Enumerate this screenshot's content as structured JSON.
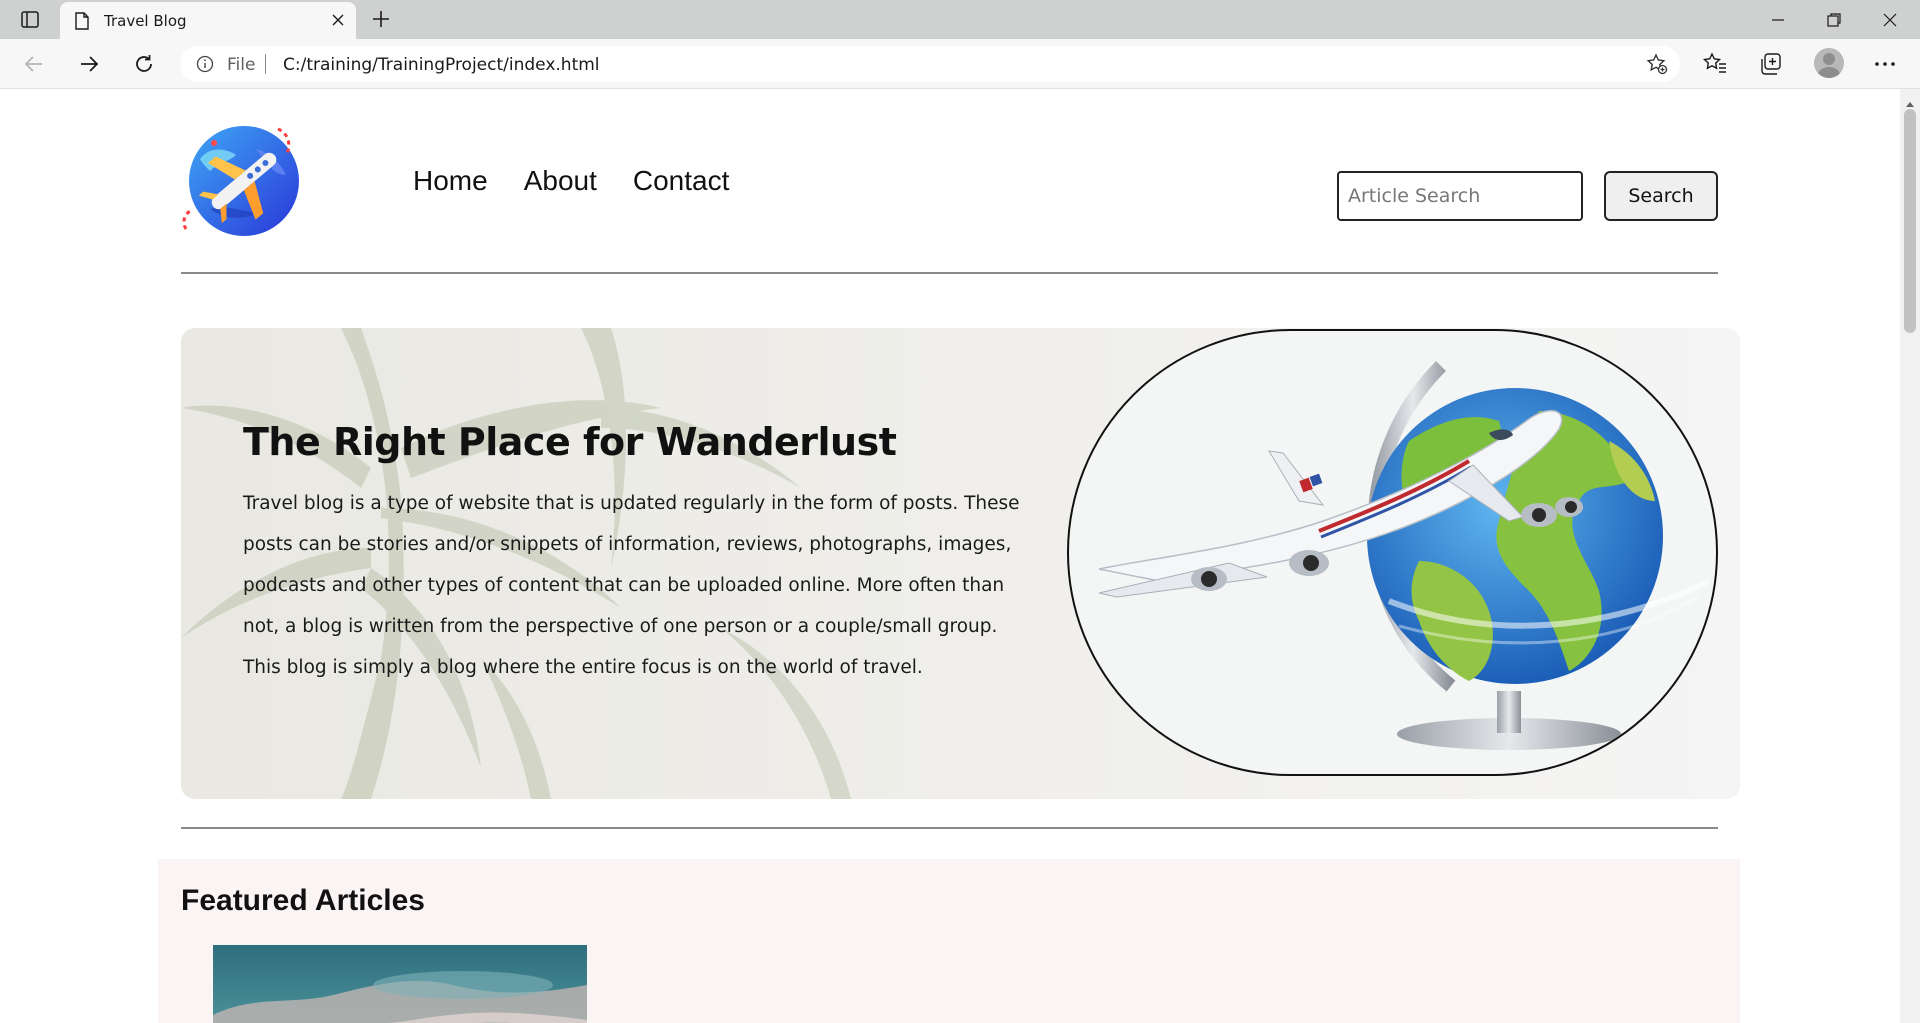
{
  "browser": {
    "tab": {
      "title": "Travel Blog"
    },
    "address": {
      "scheme": "File",
      "url": "C:/training/TrainingProject/index.html"
    }
  },
  "site": {
    "nav": [
      {
        "label": "Home"
      },
      {
        "label": "About"
      },
      {
        "label": "Contact"
      }
    ],
    "search": {
      "placeholder": "Article Search",
      "button_label": "Search"
    },
    "hero": {
      "title": "The Right Place for Wanderlust",
      "paragraph": "Travel blog is a type of website that is updated regularly in the form of posts. These posts can be stories and/or snippets of information, reviews, photographs, images, podcasts and other types of content that can be uploaded online. More often than not, a blog is written from the perspective of one person or a couple/small group.",
      "paragraph2": "This blog is simply a blog where the entire focus is on the world of travel."
    },
    "featured": {
      "title": "Featured Articles"
    }
  },
  "icons": {
    "tab_actions": "tab-actions-icon",
    "page": "page-icon",
    "close": "close-icon",
    "new_tab": "plus-icon",
    "back": "back-arrow-icon",
    "forward": "forward-arrow-icon",
    "reload": "reload-icon",
    "info": "info-icon",
    "add_favorite": "star-add-icon",
    "favorites": "favorites-icon",
    "collections": "collections-icon",
    "profile": "profile-avatar",
    "more": "more-dots-icon"
  },
  "colors": {
    "tabbar": "#cfd0d0",
    "toolbar": "#f7f7f7",
    "featured_bg": "#faf5f4",
    "hero_bg": "#f1f1f0"
  }
}
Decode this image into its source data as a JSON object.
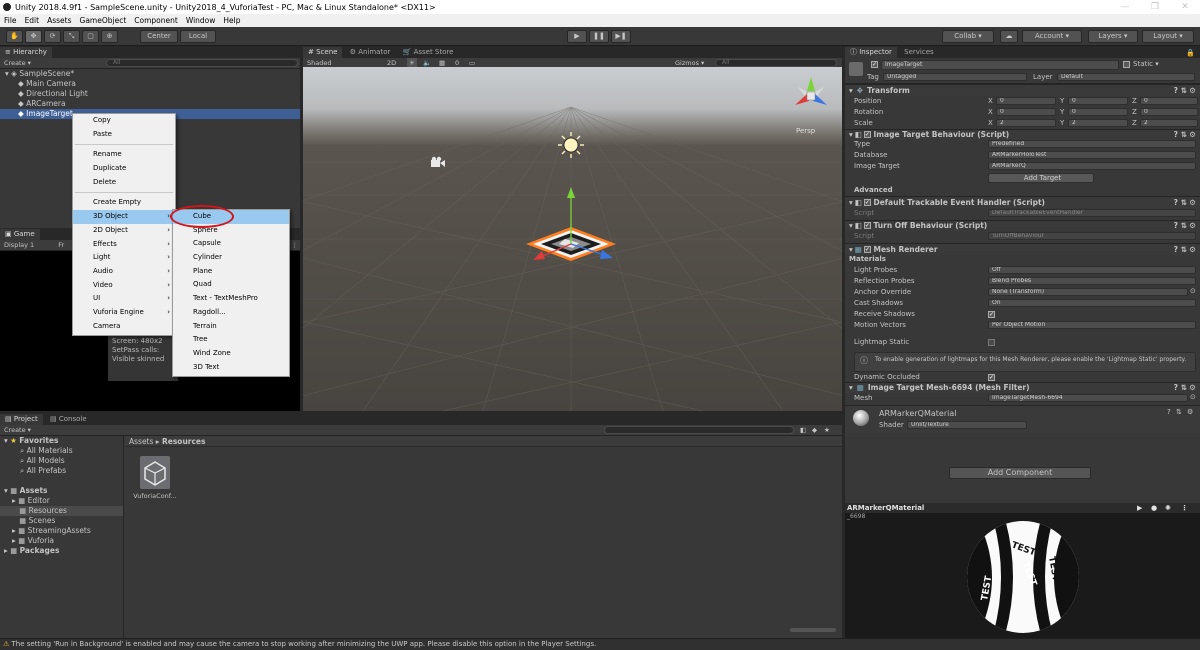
{
  "title": "Unity 2018.4.9f1 - SampleScene.unity - Unity2018_4_VuforiaTest - PC, Mac & Linux Standalone* <DX11>",
  "menu": [
    "File",
    "Edit",
    "Assets",
    "GameObject",
    "Component",
    "Window",
    "Help"
  ],
  "toolbar": {
    "center": "Center",
    "local": "Local",
    "collab": "Collab ▾",
    "account": "Account",
    "layers": "Layers",
    "layout": "Layout"
  },
  "hierarchy": {
    "tab": "Hierarchy",
    "create": "Create ▾",
    "search": "All",
    "scene": "SampleScene*",
    "items": [
      "Main Camera",
      "Directional Light",
      "ARCamera",
      "ImageTarget"
    ]
  },
  "context_menu": {
    "items": [
      "Copy",
      "Paste",
      "Rename",
      "Duplicate",
      "Delete",
      "Create Empty",
      "3D Object",
      "2D Object",
      "Effects",
      "Light",
      "Audio",
      "Video",
      "UI",
      "Vuforia Engine",
      "Camera"
    ]
  },
  "submenu": {
    "items": [
      "Cube",
      "Sphere",
      "Capsule",
      "Cylinder",
      "Plane",
      "Quad",
      "Text - TextMeshPro",
      "Ragdoll...",
      "Terrain",
      "Tree",
      "Wind Zone",
      "3D Text"
    ]
  },
  "game": {
    "tab": "Game",
    "display": "Display 1",
    "free": "Fr",
    "stats": [
      "Screen: 480x2",
      "SetPass calls:",
      "Visible skinned"
    ]
  },
  "scene": {
    "tabs": [
      "Scene",
      "Animator",
      "Asset Store"
    ],
    "shaded": "Shaded",
    "mode2d": "2D",
    "gizmos": "Gizmos ▾",
    "search": "All",
    "persp": "Persp"
  },
  "project": {
    "tabs": [
      "Project",
      "Console"
    ],
    "create": "Create ▾",
    "breadcrumb": [
      "Assets",
      "Resources"
    ],
    "favorites": "Favorites",
    "fav_items": [
      "All Materials",
      "All Models",
      "All Prefabs"
    ],
    "assets": "Assets",
    "asset_items": [
      "Editor",
      "Resources",
      "Scenes",
      "StreamingAssets",
      "Vuforia"
    ],
    "packages": "Packages",
    "file": "VuforiaConf..."
  },
  "inspector": {
    "tabs": [
      "Inspector",
      "Services"
    ],
    "object_name": "ImageTarget",
    "static": "Static ▾",
    "tag_label": "Tag",
    "tag": "Untagged",
    "layer_label": "Layer",
    "layer": "Default",
    "transform": {
      "title": "Transform",
      "rows": [
        {
          "label": "Position",
          "x": "0",
          "y": "0",
          "z": "0"
        },
        {
          "label": "Rotation",
          "x": "0",
          "y": "0",
          "z": "0"
        },
        {
          "label": "Scale",
          "x": "2",
          "y": "2",
          "z": "2"
        }
      ]
    },
    "itb": {
      "title": "Image Target Behaviour (Script)",
      "type_label": "Type",
      "type": "Predefined",
      "db_label": "Database",
      "db": "ARMarkerHoloTest",
      "it_label": "Image Target",
      "it": "ARMarkerQ",
      "add": "Add Target",
      "advanced": "Advanced"
    },
    "dteh": {
      "title": "Default Trackable Event Handler (Script)",
      "script_label": "Script",
      "script": "DefaultTrackableEventHandler"
    },
    "tob": {
      "title": "Turn Off Behaviour (Script)",
      "script_label": "Script",
      "script": "TurnOffBehaviour"
    },
    "mr": {
      "title": "Mesh Renderer",
      "materials": "Materials",
      "rows": [
        {
          "label": "Light Probes",
          "value": "Off"
        },
        {
          "label": "Reflection Probes",
          "value": "Blend Probes"
        },
        {
          "label": "Anchor Override",
          "value": "None (Transform)"
        },
        {
          "label": "Cast Shadows",
          "value": "On"
        }
      ],
      "receive": "Receive Shadows",
      "motion_label": "Motion Vectors",
      "motion": "Per Object Motion",
      "lightmap": "Lightmap Static",
      "info": "To enable generation of lightmaps for this Mesh Renderer, please enable the 'Lightmap Static' property.",
      "dyn": "Dynamic Occluded"
    },
    "mf": {
      "title": "Image Target Mesh-6694 (Mesh Filter)",
      "mesh_label": "Mesh",
      "mesh": "ImageTargetMesh-6694"
    },
    "mat": {
      "title": "ARMarkerQMaterial",
      "shader_label": "Shader",
      "shader": "Unlit/Texture"
    },
    "add_component": "Add Component",
    "preview_title": "ARMarkerQMaterial",
    "preview_sub": "_6698"
  },
  "status": "The setting 'Run in Background' is enabled and may cause the camera to stop working after minimizing the UWP app. Please disable this option in the Player Settings."
}
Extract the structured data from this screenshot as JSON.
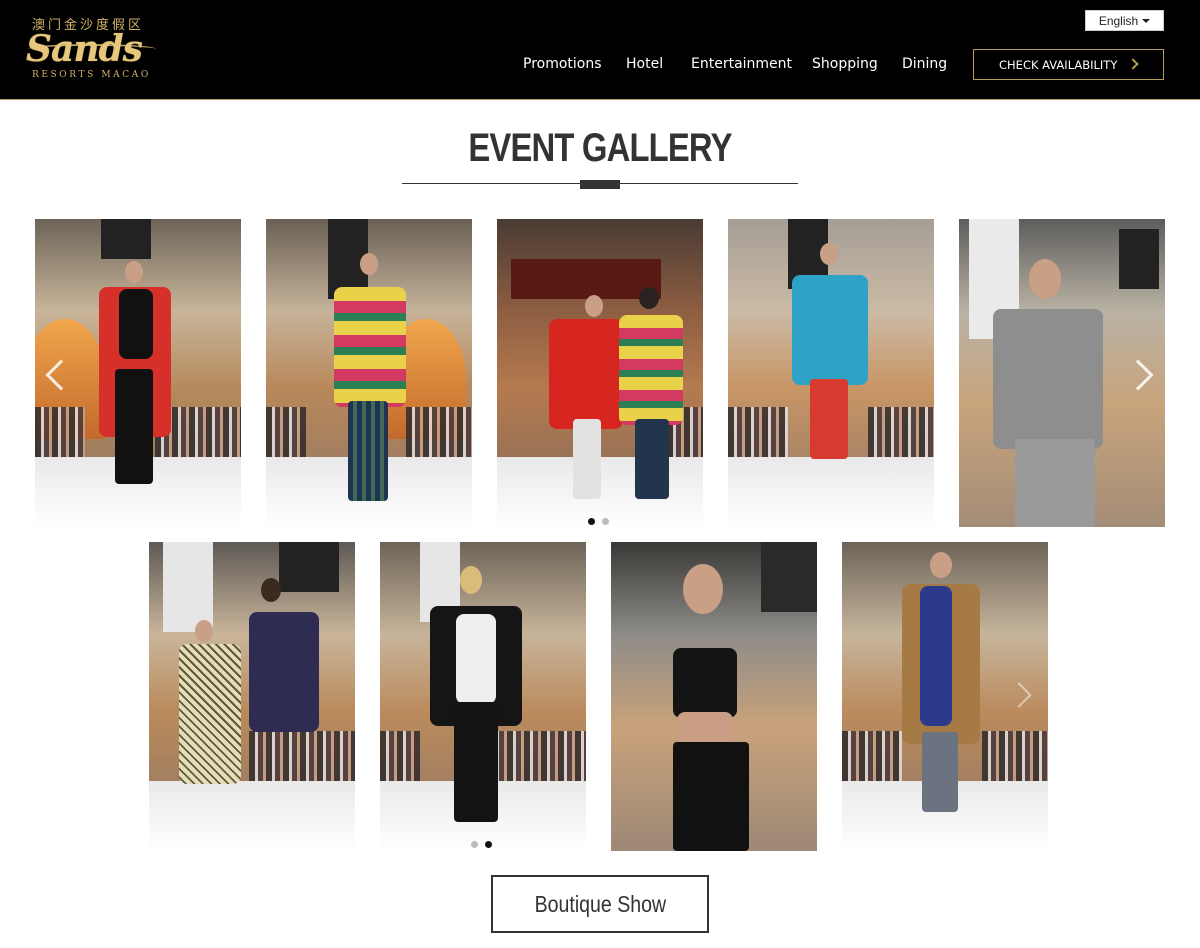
{
  "header": {
    "logo_cn": "澳门金沙度假区",
    "logo_main": "Sands",
    "logo_sub": "RESORTS MACAO",
    "language": "English",
    "nav": [
      {
        "label": "Promotions"
      },
      {
        "label": "Hotel"
      },
      {
        "label": "Entertainment"
      },
      {
        "label": "Shopping"
      },
      {
        "label": "Dining"
      }
    ],
    "cta": "CHECK AVAILABILITY"
  },
  "gallery": {
    "title": "EVENT GALLERY",
    "row1_dots": {
      "count": 2,
      "active": 1
    },
    "row2_dots": {
      "count": 2,
      "active": 2
    },
    "button": "Boutique Show"
  },
  "colors": {
    "header_bg": "#000000",
    "gold_accent": "#b89a5a",
    "title_text": "#333333"
  }
}
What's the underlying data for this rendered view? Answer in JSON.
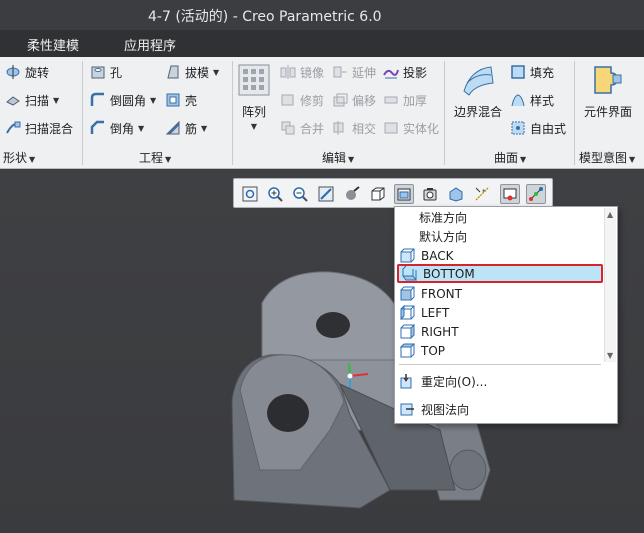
{
  "window": {
    "title": "4-7 (活动的) - Creo Parametric 6.0"
  },
  "tabs": [
    "柔性建模",
    "应用程序"
  ],
  "ribbon": {
    "shape": {
      "items": [
        "旋转",
        "扫描",
        "扫描混合"
      ],
      "group_label": "形状"
    },
    "engineering": {
      "items": [
        "孔",
        "倒圆角",
        "倒角",
        "拔模",
        "壳",
        "筋"
      ],
      "group_label": "工程"
    },
    "editing": {
      "big_button": "阵列",
      "items": [
        "镜像",
        "延伸",
        "投影",
        "修剪",
        "偏移",
        "加厚",
        "合并",
        "相交",
        "实体化"
      ],
      "group_label": "编辑"
    },
    "surfaces": {
      "big_button": "边界混合",
      "items": [
        "填充",
        "样式",
        "自由式"
      ],
      "group_label": "曲面"
    },
    "model_intent": {
      "big_button": "元件界面",
      "group_label": "模型意图"
    }
  },
  "view_toolbar": {
    "buttons": [
      "refit-icon",
      "zoom-in-icon",
      "zoom-out-icon",
      "repaint-icon",
      "display-style-icon",
      "spin-center-icon",
      "saved-orientations-icon",
      "view-manager-icon",
      "annotation-display-icon",
      "datum-display-icon",
      "spin-settings-icon",
      "appearance-icon"
    ]
  },
  "orientation_menu": {
    "items": [
      "标准方向",
      "默认方向",
      "BACK",
      "BOTTOM",
      "FRONT",
      "LEFT",
      "RIGHT",
      "TOP"
    ],
    "selected": "BOTTOM",
    "actions": [
      "重定向(O)...",
      "视图法向"
    ]
  },
  "colors": {
    "title_bg": "#3b3d41",
    "ribbon_bg": "#eef0f2",
    "viewport_bg": "#3a3b3e",
    "highlight": "#bde3f7",
    "selection_border": "#d7232b",
    "model": "#8e949d"
  }
}
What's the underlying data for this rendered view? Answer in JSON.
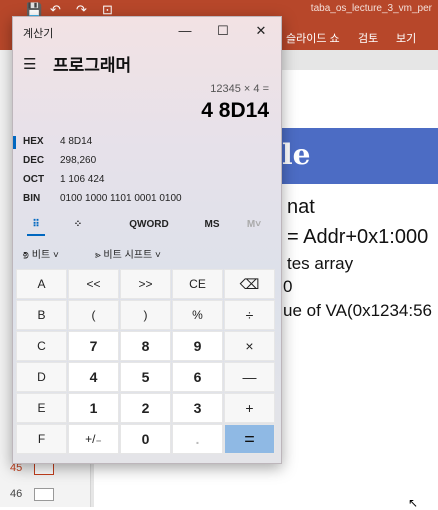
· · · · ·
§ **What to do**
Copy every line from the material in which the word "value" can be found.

§ **Final answer**
          "value": "Off"
          "value": "Blend Probes"
          "value": "None (Transform)"
          "value": "On"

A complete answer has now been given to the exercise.